Saturday, May 16, 2009
Win or (more likely) lose, the day after the props' election—May 20—will see state reform debates explode again.
This piece from The Economist looks at the bad, the getting less ugly, and cites two current paths to change, quick vs. incremental—and how to protect a constitutional convention against an extremist breakdown:
California: The Ungovernable State
... To address these concerns, the Bay Area Council, which has become the driving force behind the [new constitution] scheme, has put forth two ideas. First, delegates to the convention should be chosen through the general jury pool to ensure that the whole population, as opposed to partisans or voters, is represented. Second, the scope of the constitutional convention would be explicitly limited to governance issues and the budget mechanism and would exclude all others.
This should enable reform in the most vital and interconnected areas. These are: reducing the two-thirds requirement for budgets and taxes; mandating two-year as opposed to annual budgets; giving local governments more access to local revenues; creating less partisan districts and primary elections; disciplining the process of direct democracy with new rules about signature collection; and introducing a “sunset” commission, as Texas has, that would gradually retire overlapping jurisdictions and offices to achieve something more manageable.
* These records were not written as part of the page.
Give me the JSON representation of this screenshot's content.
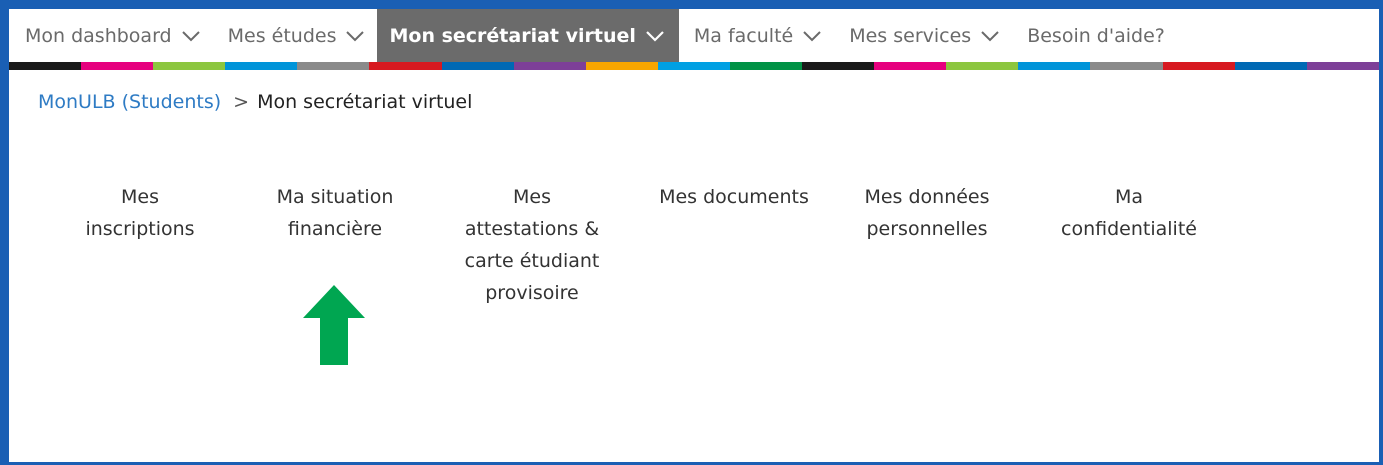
{
  "nav": {
    "items": [
      {
        "label": "Mon dashboard",
        "has_chevron": true
      },
      {
        "label": "Mes études",
        "has_chevron": true
      },
      {
        "label": "Mon secrétariat virtuel",
        "has_chevron": true,
        "active": true
      },
      {
        "label": "Ma faculté",
        "has_chevron": true
      },
      {
        "label": "Mes services",
        "has_chevron": true
      },
      {
        "label": "Besoin d'aide?",
        "has_chevron": false
      }
    ]
  },
  "colorbar": [
    "#1a1a1a",
    "#e6007e",
    "#8cc63f",
    "#0094d9",
    "#8a8a8a",
    "#d71920",
    "#0069b4",
    "#7d3f98",
    "#f7a600",
    "#00a0e3",
    "#009245",
    "#1a1a1a",
    "#e6007e",
    "#8cc63f",
    "#0094d9",
    "#8a8a8a",
    "#d71920",
    "#0069b4",
    "#7d3f98"
  ],
  "breadcrumb": {
    "root": "MonULB (Students)",
    "separator": ">",
    "current": "Mon secrétariat virtuel"
  },
  "menu": {
    "tiles": [
      {
        "label": "Mes\ninscriptions"
      },
      {
        "label": "Ma situation\nfinancière"
      },
      {
        "label": "Mes\nattestations &\ncarte étudiant\nprovisoire"
      },
      {
        "label": "Mes documents"
      },
      {
        "label": "Mes données\npersonnelles"
      },
      {
        "label": "Ma\nconfidentialité"
      }
    ]
  },
  "colors": {
    "frame": "#1a5fb4",
    "active_nav": "#6b6b6b",
    "link": "#2e7bc4",
    "arrow": "#00a651"
  },
  "annotation": {
    "icon": "up-arrow-icon"
  }
}
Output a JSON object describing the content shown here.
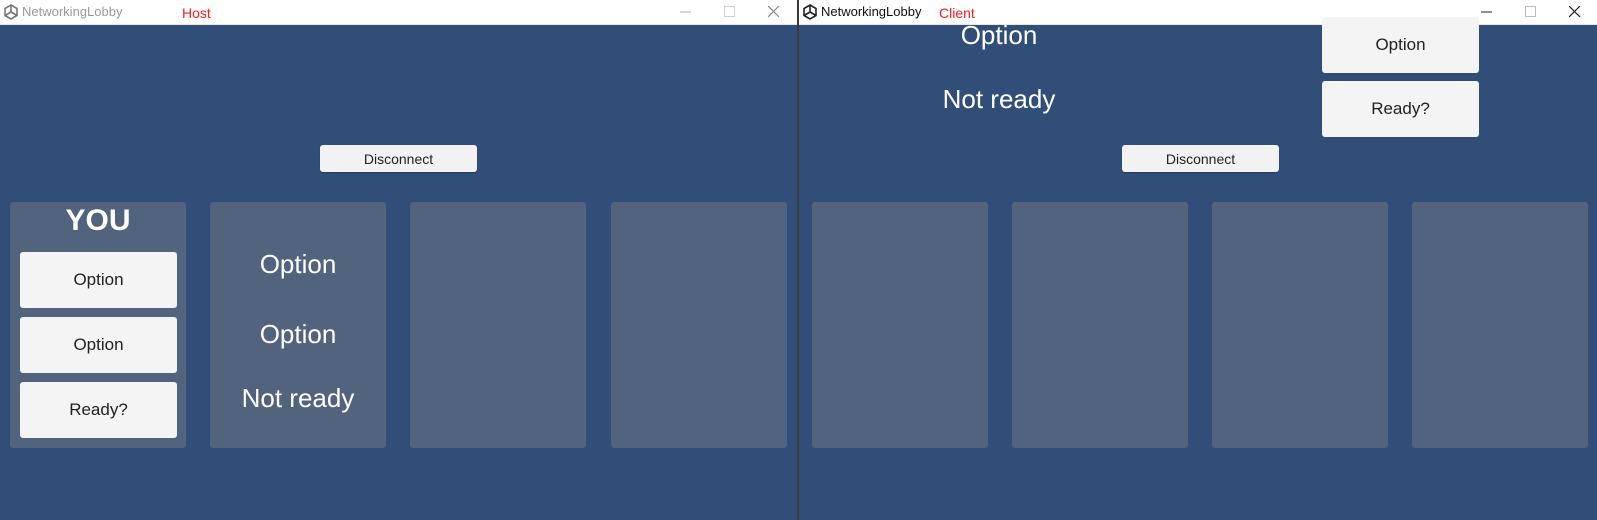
{
  "host": {
    "window_title": "NetworkingLobby",
    "tag": "Host",
    "disconnect_label": "Disconnect",
    "you_label": "YOU",
    "you_panel": {
      "option1": "Option",
      "option2": "Option",
      "ready_button": "Ready?"
    },
    "other_player": {
      "option1": "Option",
      "option2": "Option",
      "status": "Not ready"
    }
  },
  "client": {
    "window_title": "NetworkingLobby",
    "tag": "Client",
    "disconnect_label": "Disconnect",
    "top_option_text": "Option",
    "status_text": "Not ready",
    "option_button": "Option",
    "ready_button": "Ready?"
  },
  "icons": {
    "app": "unity-logo-icon",
    "minimize": "minimize-icon",
    "maximize": "maximize-icon",
    "close": "close-icon"
  },
  "colors": {
    "background": "#304e78",
    "panel": "#52637d",
    "button": "#f2f2f2",
    "tag": "#ff1a1a"
  }
}
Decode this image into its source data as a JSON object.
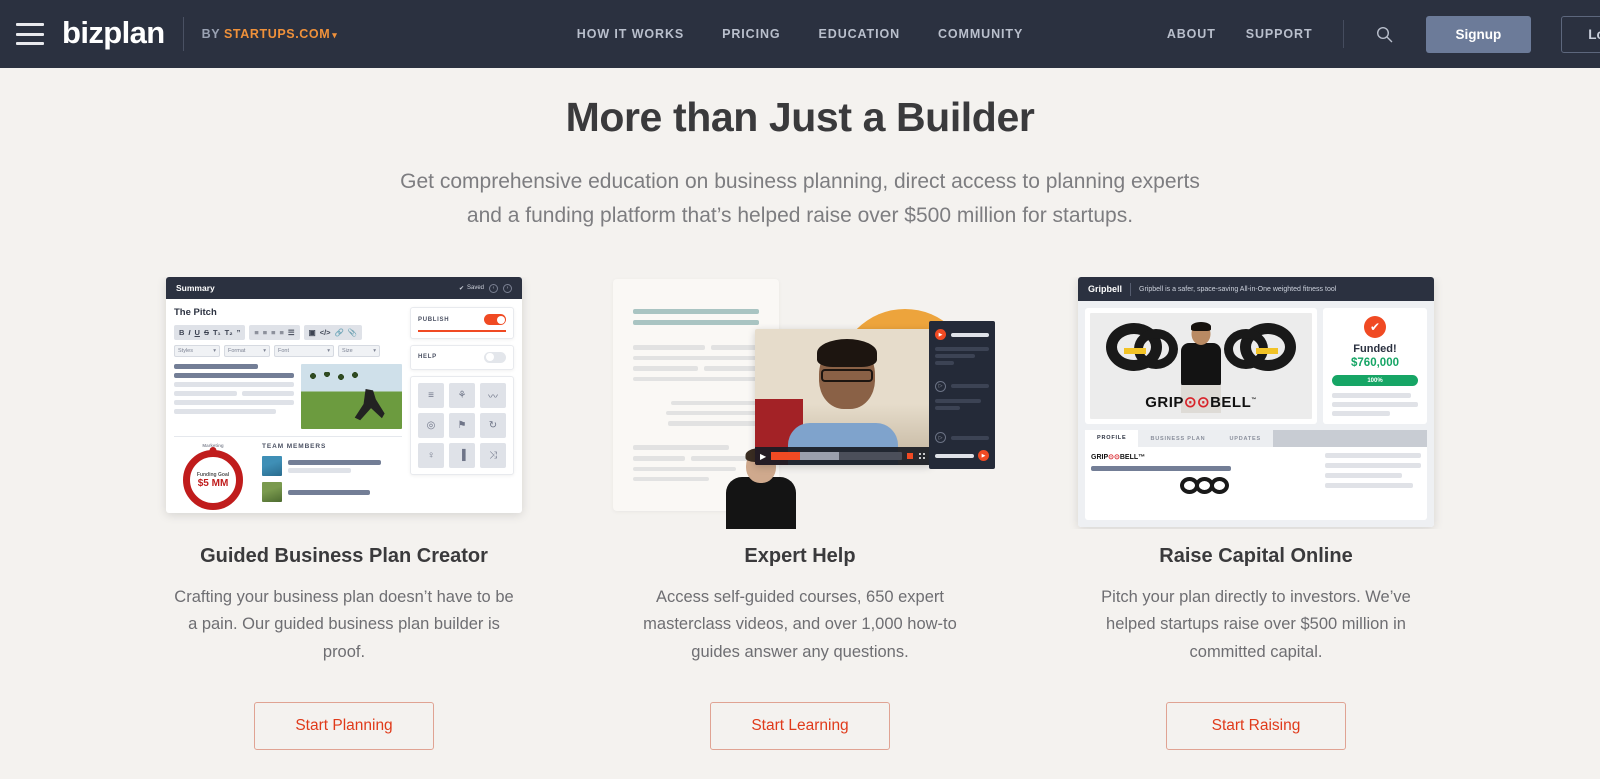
{
  "navbar": {
    "logo": "bizplan",
    "byline_prefix": "BY",
    "byline_brand": "STARTUPS.COM",
    "byline_caret": "▾",
    "links": [
      {
        "label": "HOW IT WORKS"
      },
      {
        "label": "PRICING"
      },
      {
        "label": "EDUCATION"
      },
      {
        "label": "COMMUNITY"
      }
    ],
    "right_links": [
      {
        "label": "ABOUT"
      },
      {
        "label": "SUPPORT"
      }
    ],
    "search_icon": "search-icon",
    "signup_label": "Signup",
    "login_label": "Login",
    "bg_color": "#2b3140",
    "accent_color": "#f0913a"
  },
  "hero": {
    "title": "More than Just a Builder",
    "subtitle_line1": "Get comprehensive education on business planning, direct access to planning experts",
    "subtitle_line2": "and a funding platform that’s helped raise over $500 million for startups."
  },
  "cards": [
    {
      "title": "Guided Business Plan Creator",
      "description": "Crafting your business plan doesn’t have to be a pain. Our guided business plan builder is proof.",
      "cta": "Start Planning"
    },
    {
      "title": "Expert Help",
      "description": "Access self-guided courses, 650 expert masterclass videos, and over 1,000 how-to guides answer any questions.",
      "cta": "Start Learning"
    },
    {
      "title": "Raise Capital Online",
      "description": "Pitch your plan directly to investors. We’ve helped startups raise over $500 million in committed capital.",
      "cta": "Start Raising"
    }
  ],
  "mockup_builder": {
    "titlebar": "Summary",
    "saved_label": "Saved",
    "saved_check": "✔",
    "nav_prev": "‹",
    "nav_next": "›",
    "section_title": "The Pitch",
    "toolbar_group1": [
      "B",
      "I",
      "U",
      "S",
      "T₁",
      "T₂",
      "”"
    ],
    "toolbar_group2": [
      "≡",
      "≡",
      "≡",
      "≡",
      "☰"
    ],
    "toolbar_group3": [
      "▣",
      "</>",
      "🔗",
      "📎"
    ],
    "selects": [
      "Styles",
      "Format",
      "Font",
      "Size"
    ],
    "select_caret": "▾",
    "team_heading": "TEAM MEMBERS",
    "donut_label": "Marketing",
    "donut_goal_label": "Funding Goal",
    "donut_amount": "$5 MM",
    "publish_label": "PUBLISH",
    "publish_on": true,
    "help_label": "HELP",
    "help_on": false,
    "tiles": [
      "≡",
      "⚘",
      "〰",
      "◎",
      "⚑",
      "↻",
      "♀",
      "▐",
      "⤨"
    ]
  },
  "mockup_expert": {
    "playlist_icon_active": "▶",
    "playlist_icon_plain": "▷",
    "video_play": "▶"
  },
  "mockup_raise": {
    "brand": "Gripbell",
    "tagline": "Gripbell is a safer, space-saving All-in-One weighted fitness tool",
    "check_mark": "✔",
    "funded_label": "Funded!",
    "funded_amount": "$760,000",
    "progress_label": "100%",
    "progress_pct": 100,
    "tabs": [
      "PROFILE",
      "BUSINESS PLAN",
      "UPDATES"
    ],
    "active_tab": "PROFILE",
    "wordmark_pre": "GRIP",
    "wordmark_mid": "⊙⊙",
    "wordmark_post": "BELL",
    "wordmark_tm": "™"
  },
  "colors": {
    "page_bg": "#f4f2ef",
    "nav_bg": "#2b3140",
    "orange": "#f04a23",
    "green": "#16a565",
    "amber": "#eda43c",
    "cta_text": "#e03a1a",
    "heading": "#3a3a3c",
    "body_text": "#6e6e72"
  }
}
The plan is to introduce voter initiatives in next year’s ballot calling for a constitutional convention, to have the convention the following year, and to put the new constitution on a ballot in 2012, when it would take effect. In the meantime both the incrementalists, such as California Forward, and the wholesale reformers, such as the Bay Area Council, are backing the propositions on next week’s ballot. Even if they succeed, this would only temporarily reduce the urgency for radical reform; failure would cause intolerable pain.
Friday, May 15, 2009
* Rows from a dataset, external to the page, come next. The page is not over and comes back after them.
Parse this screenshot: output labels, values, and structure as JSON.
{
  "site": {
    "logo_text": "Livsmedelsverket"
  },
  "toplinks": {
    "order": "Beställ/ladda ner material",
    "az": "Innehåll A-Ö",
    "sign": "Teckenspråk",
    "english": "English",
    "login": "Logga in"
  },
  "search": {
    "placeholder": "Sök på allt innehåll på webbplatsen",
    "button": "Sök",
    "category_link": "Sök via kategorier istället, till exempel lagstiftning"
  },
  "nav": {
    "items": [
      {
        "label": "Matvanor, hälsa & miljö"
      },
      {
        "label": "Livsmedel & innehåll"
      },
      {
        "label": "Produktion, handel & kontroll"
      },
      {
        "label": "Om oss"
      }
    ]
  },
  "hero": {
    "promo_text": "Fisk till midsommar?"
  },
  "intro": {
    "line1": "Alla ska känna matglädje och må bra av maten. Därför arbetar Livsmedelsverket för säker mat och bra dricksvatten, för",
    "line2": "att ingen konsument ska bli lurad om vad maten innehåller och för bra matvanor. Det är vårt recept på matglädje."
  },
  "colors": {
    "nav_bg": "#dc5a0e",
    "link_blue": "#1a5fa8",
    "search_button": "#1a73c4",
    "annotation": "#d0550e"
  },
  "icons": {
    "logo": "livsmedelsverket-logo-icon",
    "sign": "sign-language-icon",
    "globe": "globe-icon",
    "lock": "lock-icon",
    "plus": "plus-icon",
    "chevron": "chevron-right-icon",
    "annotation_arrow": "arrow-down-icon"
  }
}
Governor' budget cuts schools, borrows billions
Five days before voters decide the fate of his budget-related ballot measures, Gov. Arnold Schwarzenegger Thursday unveiled plans to close a huge budget deficit with deeper cuts in education and health programs and by borrowing billions more dollars.